Website and app data records
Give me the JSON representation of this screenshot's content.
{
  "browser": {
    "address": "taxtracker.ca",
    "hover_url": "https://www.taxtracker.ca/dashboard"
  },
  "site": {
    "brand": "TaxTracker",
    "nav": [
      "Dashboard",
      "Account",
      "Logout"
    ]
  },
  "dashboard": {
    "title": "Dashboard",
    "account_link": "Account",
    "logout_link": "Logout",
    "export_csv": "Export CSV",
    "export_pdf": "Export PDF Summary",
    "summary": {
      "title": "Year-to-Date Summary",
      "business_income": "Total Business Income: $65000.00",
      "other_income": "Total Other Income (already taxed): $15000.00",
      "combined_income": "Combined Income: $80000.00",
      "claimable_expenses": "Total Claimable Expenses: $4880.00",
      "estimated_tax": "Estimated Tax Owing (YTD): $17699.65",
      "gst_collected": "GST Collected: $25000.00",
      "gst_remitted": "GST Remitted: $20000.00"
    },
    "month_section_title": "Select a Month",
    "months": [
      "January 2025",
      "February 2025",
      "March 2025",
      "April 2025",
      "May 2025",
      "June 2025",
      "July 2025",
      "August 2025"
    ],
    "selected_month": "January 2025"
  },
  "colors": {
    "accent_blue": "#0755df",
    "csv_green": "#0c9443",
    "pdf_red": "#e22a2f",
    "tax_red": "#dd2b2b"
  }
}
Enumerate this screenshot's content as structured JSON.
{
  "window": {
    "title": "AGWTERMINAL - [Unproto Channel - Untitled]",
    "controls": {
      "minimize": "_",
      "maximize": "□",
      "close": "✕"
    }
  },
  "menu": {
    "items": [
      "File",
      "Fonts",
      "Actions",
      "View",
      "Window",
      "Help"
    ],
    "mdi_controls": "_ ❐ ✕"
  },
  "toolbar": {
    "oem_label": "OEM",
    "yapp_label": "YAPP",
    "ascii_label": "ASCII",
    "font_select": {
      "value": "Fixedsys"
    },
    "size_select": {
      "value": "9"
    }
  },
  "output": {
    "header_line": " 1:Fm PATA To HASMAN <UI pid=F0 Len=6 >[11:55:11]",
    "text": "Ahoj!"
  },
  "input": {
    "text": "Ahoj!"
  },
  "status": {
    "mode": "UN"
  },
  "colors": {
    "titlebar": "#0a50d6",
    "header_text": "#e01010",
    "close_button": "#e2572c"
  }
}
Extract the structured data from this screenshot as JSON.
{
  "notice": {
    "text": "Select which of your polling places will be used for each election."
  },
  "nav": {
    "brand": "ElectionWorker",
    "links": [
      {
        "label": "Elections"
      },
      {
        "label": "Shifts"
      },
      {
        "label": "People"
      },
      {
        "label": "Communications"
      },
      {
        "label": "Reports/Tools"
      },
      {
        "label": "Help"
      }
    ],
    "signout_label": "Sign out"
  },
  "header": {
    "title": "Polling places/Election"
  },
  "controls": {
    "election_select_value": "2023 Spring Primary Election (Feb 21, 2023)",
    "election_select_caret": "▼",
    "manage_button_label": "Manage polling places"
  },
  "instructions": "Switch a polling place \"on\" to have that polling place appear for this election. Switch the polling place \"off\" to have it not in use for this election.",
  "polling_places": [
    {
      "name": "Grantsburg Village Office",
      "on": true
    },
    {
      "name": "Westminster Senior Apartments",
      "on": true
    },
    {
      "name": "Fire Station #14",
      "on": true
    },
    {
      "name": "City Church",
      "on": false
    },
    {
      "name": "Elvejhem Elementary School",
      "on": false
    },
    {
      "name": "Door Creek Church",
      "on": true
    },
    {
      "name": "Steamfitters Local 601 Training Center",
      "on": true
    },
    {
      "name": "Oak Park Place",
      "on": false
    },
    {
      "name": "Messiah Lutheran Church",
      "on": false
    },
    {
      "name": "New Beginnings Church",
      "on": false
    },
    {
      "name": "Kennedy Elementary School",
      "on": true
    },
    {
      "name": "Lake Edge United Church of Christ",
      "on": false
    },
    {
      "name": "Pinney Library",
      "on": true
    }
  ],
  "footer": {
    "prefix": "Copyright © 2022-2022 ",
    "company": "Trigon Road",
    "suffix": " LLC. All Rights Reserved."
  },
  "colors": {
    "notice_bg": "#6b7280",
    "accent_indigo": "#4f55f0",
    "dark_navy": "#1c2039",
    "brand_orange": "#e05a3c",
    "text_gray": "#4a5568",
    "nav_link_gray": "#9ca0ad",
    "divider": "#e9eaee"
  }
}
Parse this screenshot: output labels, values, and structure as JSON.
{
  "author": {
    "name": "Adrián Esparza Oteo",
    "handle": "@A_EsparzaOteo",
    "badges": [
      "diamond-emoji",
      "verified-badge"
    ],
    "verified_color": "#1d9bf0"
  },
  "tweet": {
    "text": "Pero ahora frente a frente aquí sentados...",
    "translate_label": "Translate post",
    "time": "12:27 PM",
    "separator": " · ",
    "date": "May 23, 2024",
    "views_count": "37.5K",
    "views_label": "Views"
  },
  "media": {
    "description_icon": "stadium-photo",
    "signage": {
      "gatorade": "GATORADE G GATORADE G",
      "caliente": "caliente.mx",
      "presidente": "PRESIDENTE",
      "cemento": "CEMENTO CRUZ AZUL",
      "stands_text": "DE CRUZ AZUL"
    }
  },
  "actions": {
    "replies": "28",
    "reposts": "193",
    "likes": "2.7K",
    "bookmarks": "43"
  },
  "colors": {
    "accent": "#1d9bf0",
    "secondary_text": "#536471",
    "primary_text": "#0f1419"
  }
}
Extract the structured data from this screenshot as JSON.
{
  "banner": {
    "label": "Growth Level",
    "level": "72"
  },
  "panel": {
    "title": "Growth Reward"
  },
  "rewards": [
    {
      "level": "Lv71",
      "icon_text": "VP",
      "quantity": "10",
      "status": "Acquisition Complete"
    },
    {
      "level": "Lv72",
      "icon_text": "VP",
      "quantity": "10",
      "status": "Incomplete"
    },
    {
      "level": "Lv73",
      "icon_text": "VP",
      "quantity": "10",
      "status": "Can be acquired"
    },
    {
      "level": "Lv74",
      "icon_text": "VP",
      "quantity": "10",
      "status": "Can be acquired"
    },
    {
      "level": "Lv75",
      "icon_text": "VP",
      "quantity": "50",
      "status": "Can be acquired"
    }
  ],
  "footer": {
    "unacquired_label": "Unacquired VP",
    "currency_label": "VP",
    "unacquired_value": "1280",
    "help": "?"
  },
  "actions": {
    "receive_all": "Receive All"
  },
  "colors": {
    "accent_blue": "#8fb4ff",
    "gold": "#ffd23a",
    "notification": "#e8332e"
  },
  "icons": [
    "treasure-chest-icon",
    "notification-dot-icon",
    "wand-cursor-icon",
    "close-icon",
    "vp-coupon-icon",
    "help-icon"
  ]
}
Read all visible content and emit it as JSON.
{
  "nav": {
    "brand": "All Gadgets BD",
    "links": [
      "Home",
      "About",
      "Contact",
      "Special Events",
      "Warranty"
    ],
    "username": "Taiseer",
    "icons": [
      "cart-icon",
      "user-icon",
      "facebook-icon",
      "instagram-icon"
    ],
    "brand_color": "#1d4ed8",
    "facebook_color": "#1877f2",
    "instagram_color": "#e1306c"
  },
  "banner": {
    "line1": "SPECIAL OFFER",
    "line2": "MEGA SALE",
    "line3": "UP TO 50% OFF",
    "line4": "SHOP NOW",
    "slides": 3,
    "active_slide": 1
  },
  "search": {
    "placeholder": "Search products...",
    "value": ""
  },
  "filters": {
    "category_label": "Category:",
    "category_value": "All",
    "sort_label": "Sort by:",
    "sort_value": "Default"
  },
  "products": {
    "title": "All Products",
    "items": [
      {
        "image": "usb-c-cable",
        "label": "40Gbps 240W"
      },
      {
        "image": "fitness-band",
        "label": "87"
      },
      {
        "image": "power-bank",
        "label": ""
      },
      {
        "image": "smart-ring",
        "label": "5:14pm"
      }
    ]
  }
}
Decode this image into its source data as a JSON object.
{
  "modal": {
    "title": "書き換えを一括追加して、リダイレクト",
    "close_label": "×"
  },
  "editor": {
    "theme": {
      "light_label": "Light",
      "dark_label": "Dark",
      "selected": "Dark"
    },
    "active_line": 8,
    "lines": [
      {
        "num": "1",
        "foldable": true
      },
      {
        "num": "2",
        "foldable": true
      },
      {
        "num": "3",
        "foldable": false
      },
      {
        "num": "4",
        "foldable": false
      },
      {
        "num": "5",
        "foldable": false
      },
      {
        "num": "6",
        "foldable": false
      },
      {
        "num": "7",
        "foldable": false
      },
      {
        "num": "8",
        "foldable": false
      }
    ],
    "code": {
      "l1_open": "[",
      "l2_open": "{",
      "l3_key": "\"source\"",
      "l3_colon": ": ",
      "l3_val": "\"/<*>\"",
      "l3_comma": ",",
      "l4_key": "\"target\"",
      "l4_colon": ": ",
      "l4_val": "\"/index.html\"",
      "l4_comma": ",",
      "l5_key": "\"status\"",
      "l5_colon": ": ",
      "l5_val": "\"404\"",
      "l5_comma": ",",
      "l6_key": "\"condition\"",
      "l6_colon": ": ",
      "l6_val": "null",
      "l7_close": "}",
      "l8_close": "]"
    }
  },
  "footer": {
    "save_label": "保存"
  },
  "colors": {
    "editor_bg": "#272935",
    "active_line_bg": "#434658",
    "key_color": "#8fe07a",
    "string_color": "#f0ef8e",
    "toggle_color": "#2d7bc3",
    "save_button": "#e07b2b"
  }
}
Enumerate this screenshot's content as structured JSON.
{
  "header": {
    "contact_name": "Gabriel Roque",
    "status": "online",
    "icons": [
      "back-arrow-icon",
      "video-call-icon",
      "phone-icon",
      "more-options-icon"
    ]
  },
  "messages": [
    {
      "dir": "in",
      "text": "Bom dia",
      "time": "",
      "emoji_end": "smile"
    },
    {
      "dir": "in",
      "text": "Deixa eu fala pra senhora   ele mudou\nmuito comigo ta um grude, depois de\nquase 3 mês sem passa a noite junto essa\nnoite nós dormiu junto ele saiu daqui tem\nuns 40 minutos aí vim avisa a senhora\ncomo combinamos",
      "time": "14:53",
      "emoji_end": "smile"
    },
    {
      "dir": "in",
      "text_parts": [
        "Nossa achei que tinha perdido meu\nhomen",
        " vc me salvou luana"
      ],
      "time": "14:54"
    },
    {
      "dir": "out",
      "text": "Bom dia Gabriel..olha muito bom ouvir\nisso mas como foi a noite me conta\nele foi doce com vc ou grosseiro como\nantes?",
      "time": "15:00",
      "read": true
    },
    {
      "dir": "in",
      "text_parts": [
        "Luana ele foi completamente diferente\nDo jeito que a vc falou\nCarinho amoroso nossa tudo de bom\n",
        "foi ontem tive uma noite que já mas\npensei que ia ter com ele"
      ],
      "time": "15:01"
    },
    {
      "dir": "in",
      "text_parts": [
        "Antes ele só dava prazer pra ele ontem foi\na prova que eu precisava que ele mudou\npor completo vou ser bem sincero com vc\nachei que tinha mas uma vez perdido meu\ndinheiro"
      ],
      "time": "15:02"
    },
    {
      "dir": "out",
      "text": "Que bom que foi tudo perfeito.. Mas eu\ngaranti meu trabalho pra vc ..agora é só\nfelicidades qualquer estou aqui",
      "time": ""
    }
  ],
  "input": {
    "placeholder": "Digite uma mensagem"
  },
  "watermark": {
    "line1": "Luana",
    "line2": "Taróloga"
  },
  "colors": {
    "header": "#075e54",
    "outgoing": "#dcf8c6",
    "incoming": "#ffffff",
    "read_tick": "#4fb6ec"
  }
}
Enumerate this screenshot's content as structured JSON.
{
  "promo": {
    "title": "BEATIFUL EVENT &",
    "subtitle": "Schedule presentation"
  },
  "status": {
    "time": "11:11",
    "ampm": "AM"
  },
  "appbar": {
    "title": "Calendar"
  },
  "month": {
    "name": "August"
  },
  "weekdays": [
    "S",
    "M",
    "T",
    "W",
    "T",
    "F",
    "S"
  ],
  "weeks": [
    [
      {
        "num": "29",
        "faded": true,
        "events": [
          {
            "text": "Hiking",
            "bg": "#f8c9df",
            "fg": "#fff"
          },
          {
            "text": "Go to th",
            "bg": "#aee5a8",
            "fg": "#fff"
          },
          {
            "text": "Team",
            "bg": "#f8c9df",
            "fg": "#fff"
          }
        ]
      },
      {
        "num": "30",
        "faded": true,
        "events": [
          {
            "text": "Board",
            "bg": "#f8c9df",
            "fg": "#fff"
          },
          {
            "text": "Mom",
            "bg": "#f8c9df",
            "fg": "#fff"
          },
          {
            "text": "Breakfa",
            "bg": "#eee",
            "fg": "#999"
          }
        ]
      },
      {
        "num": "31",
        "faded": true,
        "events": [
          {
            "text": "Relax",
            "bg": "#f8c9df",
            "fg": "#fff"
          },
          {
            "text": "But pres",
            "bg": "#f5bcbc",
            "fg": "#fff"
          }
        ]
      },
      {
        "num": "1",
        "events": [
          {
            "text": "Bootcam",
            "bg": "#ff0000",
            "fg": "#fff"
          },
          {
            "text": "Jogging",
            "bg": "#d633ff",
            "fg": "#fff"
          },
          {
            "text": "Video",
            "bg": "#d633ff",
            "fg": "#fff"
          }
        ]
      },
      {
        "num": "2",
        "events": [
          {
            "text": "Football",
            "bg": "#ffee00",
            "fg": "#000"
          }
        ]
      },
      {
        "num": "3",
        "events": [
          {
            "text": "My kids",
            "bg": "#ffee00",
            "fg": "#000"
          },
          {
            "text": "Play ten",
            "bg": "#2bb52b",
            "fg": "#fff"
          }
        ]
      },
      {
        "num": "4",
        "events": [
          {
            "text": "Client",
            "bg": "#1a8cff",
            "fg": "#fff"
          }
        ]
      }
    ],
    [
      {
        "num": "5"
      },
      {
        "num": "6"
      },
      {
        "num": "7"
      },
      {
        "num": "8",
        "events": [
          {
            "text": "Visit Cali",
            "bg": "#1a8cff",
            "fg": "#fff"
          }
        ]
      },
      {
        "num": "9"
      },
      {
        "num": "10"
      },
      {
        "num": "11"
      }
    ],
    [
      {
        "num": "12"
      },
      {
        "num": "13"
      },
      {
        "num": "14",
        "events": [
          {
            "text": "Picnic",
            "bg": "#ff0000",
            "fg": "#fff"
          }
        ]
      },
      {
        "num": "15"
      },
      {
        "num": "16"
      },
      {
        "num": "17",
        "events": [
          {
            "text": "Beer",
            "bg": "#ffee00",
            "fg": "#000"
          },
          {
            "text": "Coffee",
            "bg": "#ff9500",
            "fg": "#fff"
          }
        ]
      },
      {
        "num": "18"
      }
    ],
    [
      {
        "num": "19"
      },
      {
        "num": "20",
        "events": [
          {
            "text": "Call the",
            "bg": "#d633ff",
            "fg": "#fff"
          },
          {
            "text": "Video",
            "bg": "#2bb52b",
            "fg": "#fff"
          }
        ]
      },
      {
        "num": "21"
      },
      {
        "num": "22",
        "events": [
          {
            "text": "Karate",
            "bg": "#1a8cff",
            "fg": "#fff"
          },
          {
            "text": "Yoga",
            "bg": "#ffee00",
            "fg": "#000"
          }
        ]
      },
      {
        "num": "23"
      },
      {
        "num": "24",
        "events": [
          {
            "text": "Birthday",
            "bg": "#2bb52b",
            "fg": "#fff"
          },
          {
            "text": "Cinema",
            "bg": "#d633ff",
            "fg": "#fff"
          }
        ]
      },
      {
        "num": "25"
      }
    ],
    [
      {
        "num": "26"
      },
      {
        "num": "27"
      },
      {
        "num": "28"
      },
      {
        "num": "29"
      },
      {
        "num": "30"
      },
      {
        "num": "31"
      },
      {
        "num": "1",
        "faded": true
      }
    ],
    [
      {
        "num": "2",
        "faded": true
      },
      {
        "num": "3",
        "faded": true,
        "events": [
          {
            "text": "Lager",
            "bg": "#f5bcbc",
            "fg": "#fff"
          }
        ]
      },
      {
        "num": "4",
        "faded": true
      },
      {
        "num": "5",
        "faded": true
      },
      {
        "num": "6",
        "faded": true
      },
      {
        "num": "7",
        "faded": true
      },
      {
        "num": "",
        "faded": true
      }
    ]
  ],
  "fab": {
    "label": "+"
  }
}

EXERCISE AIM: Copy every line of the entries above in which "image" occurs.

OUTPUT FOR THIS TASK:
        "image": "usb-c-cable",
        "image": "fitness-band",
        "image": "power-bank",
        "image": "smart-ring",
Decode this image into its source data as a JSON object.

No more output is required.